In my support of Amazon, I draw upon several experiences here:
- I worked in a nonprofit publishing office that can be classified as a vanity press. It sold paperbacks for $65 and hardcover books for $100. As they considered DRM-protected ebooks, potential prices started at $20. I felt like I was on a sinking ship. As enthusiastic as a large portion of the readership was, they were catching on to the fact that this business model needed to change to meet 21st century needs. Did the office? Nope. Will it sink? Time will tell, and I know where I’d put my money in a bet. True, curating digital content costs money in time and resources for editing, design, etc. But after producing the paper versions, creating the ebook was a click of a button. Extra costs included DRM and housing it on an outside server.
- As a teaching assistant who cares deeply about the state of academic publishing, I strongly support the Digital Public Library of America and Harvard’s Open Access DASH project. Why wouldn’t I? Like Hugh Howey, I want people to be excited about reading.
- As an indie author who studies the topic closely, I know that DRM limits the shelf life of an ebook. Someday, on a future device, that file will no longer be readable. Don’t believe me? Then go dig out some 1980s-era floppy disks and see how useful they are. Ebooks are ephemeral, particularly with the licensing structure in place. If Hachette wants the ebooks you bought with your hard-earned money to disappear from your tablet, they can make it happen. You’re just licensing the content under their terms and conditions.

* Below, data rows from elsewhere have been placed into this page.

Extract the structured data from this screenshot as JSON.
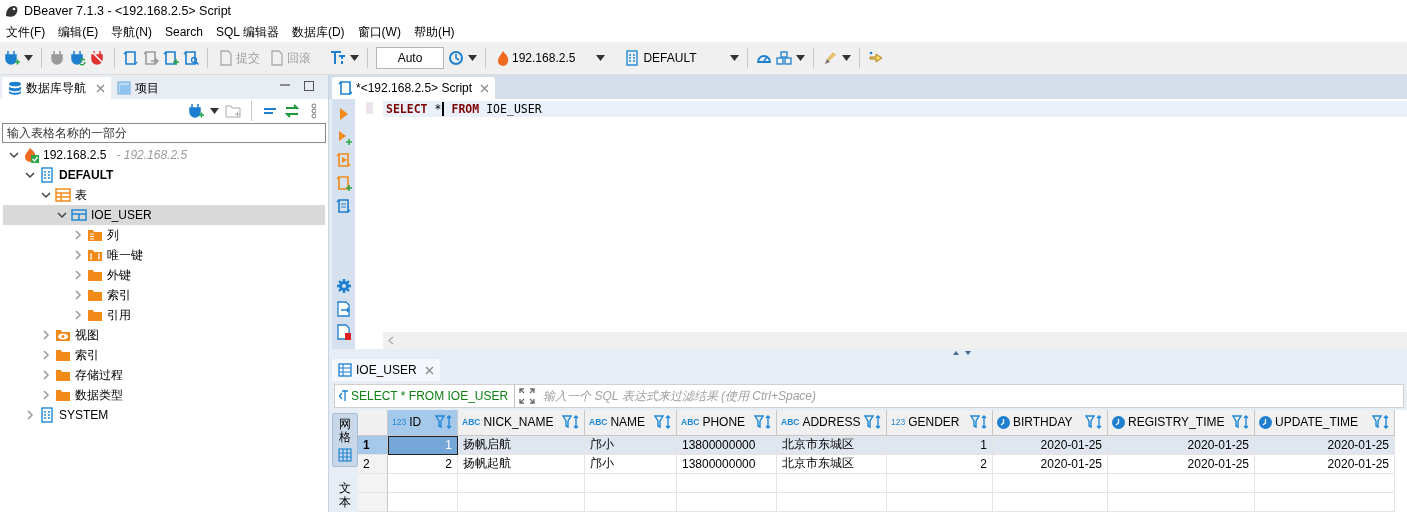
{
  "window": {
    "title": "DBeaver 7.1.3 - <192.168.2.5> Script"
  },
  "menu": [
    "文件(F)",
    "编辑(E)",
    "导航(N)",
    "Search",
    "SQL 编辑器",
    "数据库(D)",
    "窗口(W)",
    "帮助(H)"
  ],
  "toolbar": {
    "commit": {
      "label": "提交",
      "disabled": true
    },
    "rollback": {
      "label": "回滚",
      "disabled": true
    },
    "mode": {
      "value": "Auto"
    },
    "connection": "192.168.2.5",
    "schema": "DEFAULT"
  },
  "navigator": {
    "tabs": [
      {
        "label": "数据库导航",
        "selected": true
      },
      {
        "label": "项目",
        "selected": false
      }
    ],
    "filter": {
      "placeholder": "输入表格名称的一部分"
    },
    "tree": [
      {
        "label": "192.168.2.5",
        "note": "- 192.168.2.5",
        "kind": "connection",
        "expanded": true,
        "selected": false,
        "children": [
          {
            "label": "DEFAULT",
            "kind": "schema",
            "bold": true,
            "expanded": true,
            "selected": false,
            "children": [
              {
                "label": "表",
                "kind": "tables",
                "expanded": true,
                "selected": false,
                "children": [
                  {
                    "label": "IOE_USER",
                    "kind": "table",
                    "expanded": true,
                    "selected": true,
                    "children": [
                      {
                        "label": "列",
                        "kind": "columns",
                        "expanded": false,
                        "selected": false
                      },
                      {
                        "label": "唯一键",
                        "kind": "keys",
                        "expanded": false,
                        "selected": false
                      },
                      {
                        "label": "外键",
                        "kind": "folder",
                        "expanded": false,
                        "selected": false
                      },
                      {
                        "label": "索引",
                        "kind": "folder",
                        "expanded": false,
                        "selected": false
                      },
                      {
                        "label": "引用",
                        "kind": "folder",
                        "expanded": false,
                        "selected": false
                      }
                    ]
                  }
                ]
              },
              {
                "label": "视图",
                "kind": "views",
                "expanded": false,
                "selected": false
              },
              {
                "label": "索引",
                "kind": "folder",
                "expanded": false,
                "selected": false
              },
              {
                "label": "存储过程",
                "kind": "folder",
                "expanded": false,
                "selected": false
              },
              {
                "label": "数据类型",
                "kind": "folder",
                "expanded": false,
                "selected": false
              }
            ]
          },
          {
            "label": "SYSTEM",
            "kind": "schema",
            "bold": false,
            "expanded": false,
            "selected": false
          }
        ]
      }
    ]
  },
  "editor": {
    "tab": "*<192.168.2.5> Script",
    "code": [
      {
        "kind": "keyword",
        "text": "SELECT"
      },
      {
        "kind": "plain",
        "text": "*",
        "caret": true
      },
      {
        "kind": "keyword",
        "text": "FROM"
      },
      {
        "kind": "plain",
        "text": "IOE_USER"
      }
    ]
  },
  "results": {
    "tab": "IOE_USER",
    "query": "SELECT * FROM IOE_USER",
    "filter": {
      "placeholder": "输入一个 SQL 表达式来过滤结果 (使用 Ctrl+Space)"
    },
    "view_tabs": [
      {
        "label": "网格",
        "selected": true
      },
      {
        "label": "文本",
        "selected": false
      }
    ],
    "columns": [
      {
        "name": "ID",
        "kind": "number",
        "type_label": "123",
        "selected": true
      },
      {
        "name": "NICK_NAME",
        "kind": "string",
        "type_label": "ABC",
        "selected": false
      },
      {
        "name": "NAME",
        "kind": "string",
        "type_label": "ABC",
        "selected": false
      },
      {
        "name": "PHONE",
        "kind": "string",
        "type_label": "ABC",
        "selected": false
      },
      {
        "name": "ADDRESS",
        "kind": "string",
        "type_label": "ABC",
        "selected": false
      },
      {
        "name": "GENDER",
        "kind": "number",
        "type_label": "123",
        "selected": false
      },
      {
        "name": "BIRTHDAY",
        "kind": "date",
        "selected": false
      },
      {
        "name": "REGISTRY_TIME",
        "kind": "date",
        "selected": false
      },
      {
        "name": "UPDATE_TIME",
        "kind": "date",
        "selected": false
      }
    ],
    "rows": [
      {
        "number": "1",
        "selected": true,
        "cells": [
          "1",
          "扬帆启航",
          "邝小",
          "13800000000",
          "北京市东城区",
          "1",
          "2020-01-25",
          "2020-01-25",
          "2020-01-25"
        ]
      },
      {
        "number": "2",
        "selected": false,
        "cells": [
          "2",
          "扬帆起航",
          "邝小",
          "13800000000",
          "北京市东城区",
          "2",
          "2020-01-25",
          "2020-01-25",
          "2020-01-25"
        ]
      }
    ]
  }
}
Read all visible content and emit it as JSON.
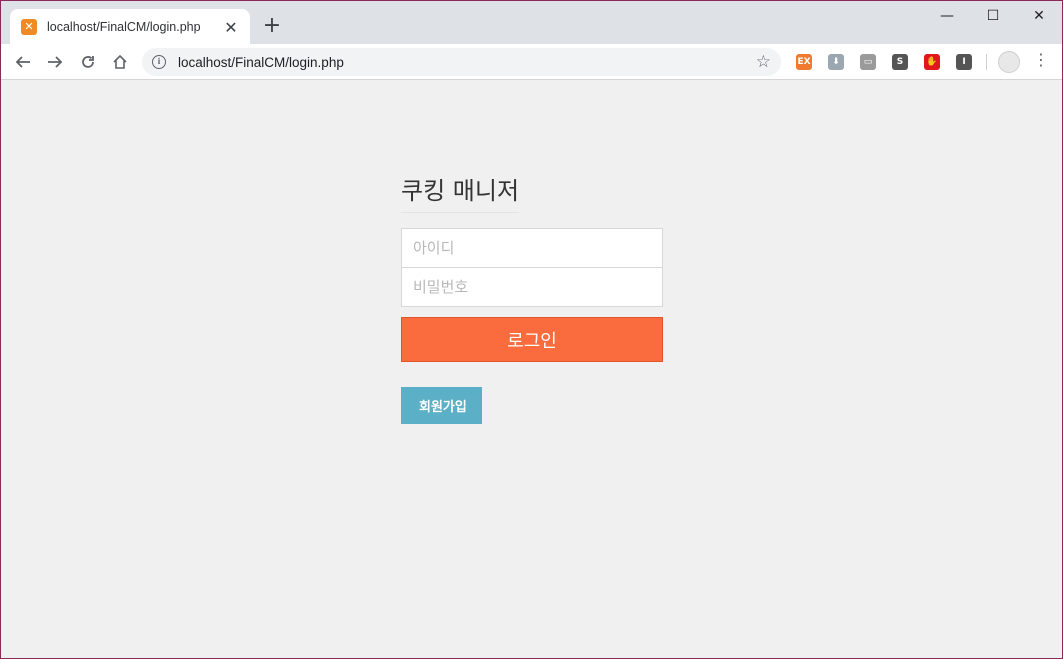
{
  "browser": {
    "tab_title": "localhost/FinalCM/login.php",
    "url": "localhost/FinalCM/login.php",
    "extensions": [
      {
        "name": "ex-extension-icon",
        "label": "EX",
        "color": "#f07a30"
      },
      {
        "name": "download-extension-icon",
        "label": "⬇",
        "color": "#9aa7b0"
      },
      {
        "name": "screen-extension-icon",
        "label": "▭",
        "color": "#9a9a9a"
      },
      {
        "name": "s-extension-icon",
        "label": "S",
        "color": "#555555"
      },
      {
        "name": "adblock-extension-icon",
        "label": "✋",
        "color": "#e0171c"
      },
      {
        "name": "i-extension-icon",
        "label": "I",
        "color": "#555555"
      }
    ]
  },
  "login": {
    "title": "쿠킹 매니저",
    "id_placeholder": "아이디",
    "password_placeholder": "비밀번호",
    "login_label": "로그인",
    "signup_icon": "",
    "signup_label": "회원가입"
  },
  "colors": {
    "login_button": "#fa6c3e",
    "signup_button": "#5bafc6",
    "page_background": "#f0f0f0"
  }
}
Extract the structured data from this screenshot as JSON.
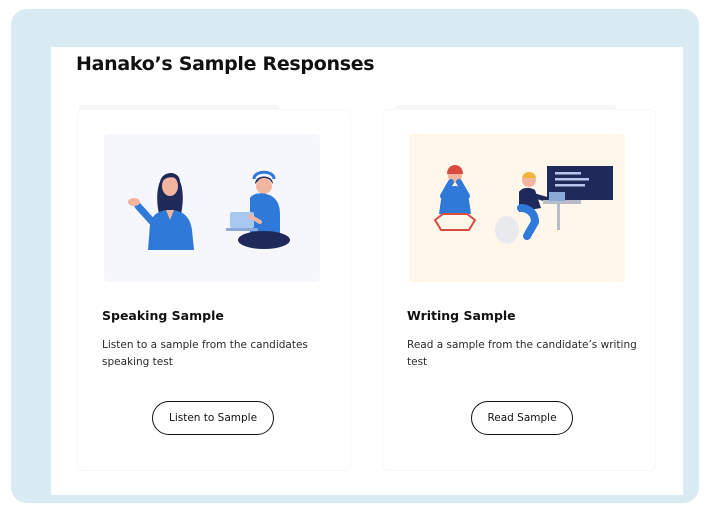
{
  "page": {
    "title": "Hanako’s Sample Responses"
  },
  "cards": [
    {
      "title": "Speaking Sample",
      "description": "Listen to a sample from the candidates speaking test",
      "button_label": "Listen to Sample",
      "illustration": "speaking-illustration"
    },
    {
      "title": "Writing Sample",
      "description": "Read a sample from the candidate’s writing test",
      "button_label": "Read Sample",
      "illustration": "writing-illustration"
    }
  ],
  "colors": {
    "frame": "#d8ebf2",
    "accent_blue": "#2f7ad9",
    "navy": "#1f2a5a",
    "red": "#d94a3f",
    "text": "#111111"
  }
}
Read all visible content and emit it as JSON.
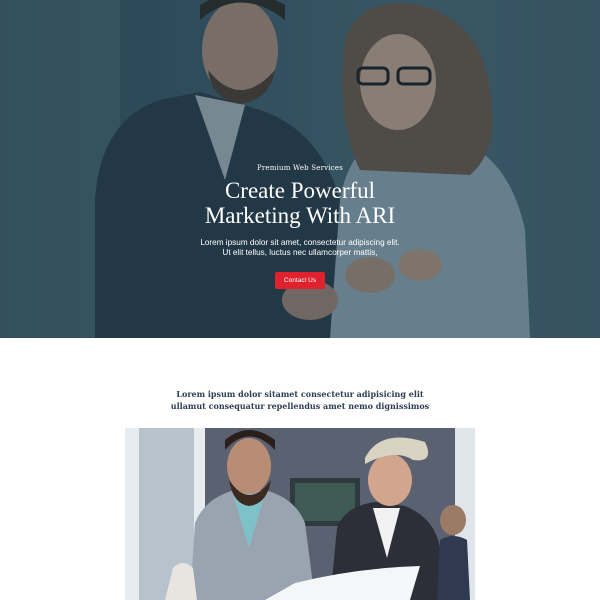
{
  "hero": {
    "kicker": "Premium Web Services",
    "title_line1": "Create Powerful",
    "title_line2": "Marketing With ARI",
    "text_line1": "Lorem ipsum dolor sit amet, consectetur adipiscing elit. Ut",
    "text_line2": "elit tellus, luctus nec ullamcorper mattis,",
    "button_label": "Contact Us"
  },
  "intro": {
    "line1": "Lorem ipsum dolor sitamet consectetur adipisicing elit",
    "line2": "ullamut consequatur repellendus amet nemo dignissimos"
  },
  "colors": {
    "accent": "#e0212e",
    "heading": "#2d3e54",
    "hero_tint": "#3c5a6a"
  }
}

True, I’ll have more competition if publishing houses offer all ebooks a lower prices, but shouldn’t we also factor in quality of work, and the broad interests of readers around the world? There’s a tsunami of competition anyway. As passionate as I am about writing and wanting to be read, I’m realistic. I have a day job. So do many traditionally published authors who can’t make a living on their royalties.
In recent years, focused on the bottom line, publishers have been very top-down, opting not to give many great new writers a chance. The benefits of being a midlist author in their ranks have diminished immensely. Just look to J.A. Konrath for his data. Or any of the other indie advocates out there: passivevoice.com, the Alliance of Independent Authors, and so on. The democratization of literature is not a bad thing in my view. Yes, it’s a business. Everyone gets that. We all want to be successful. But the corporate monopolies of the traditional publishing world still have a lot to learn from what happened to the music industry, or they won’t survive. And that will make ALL authors indie authors. And maybe that wouldn’t be such a bad thing after all.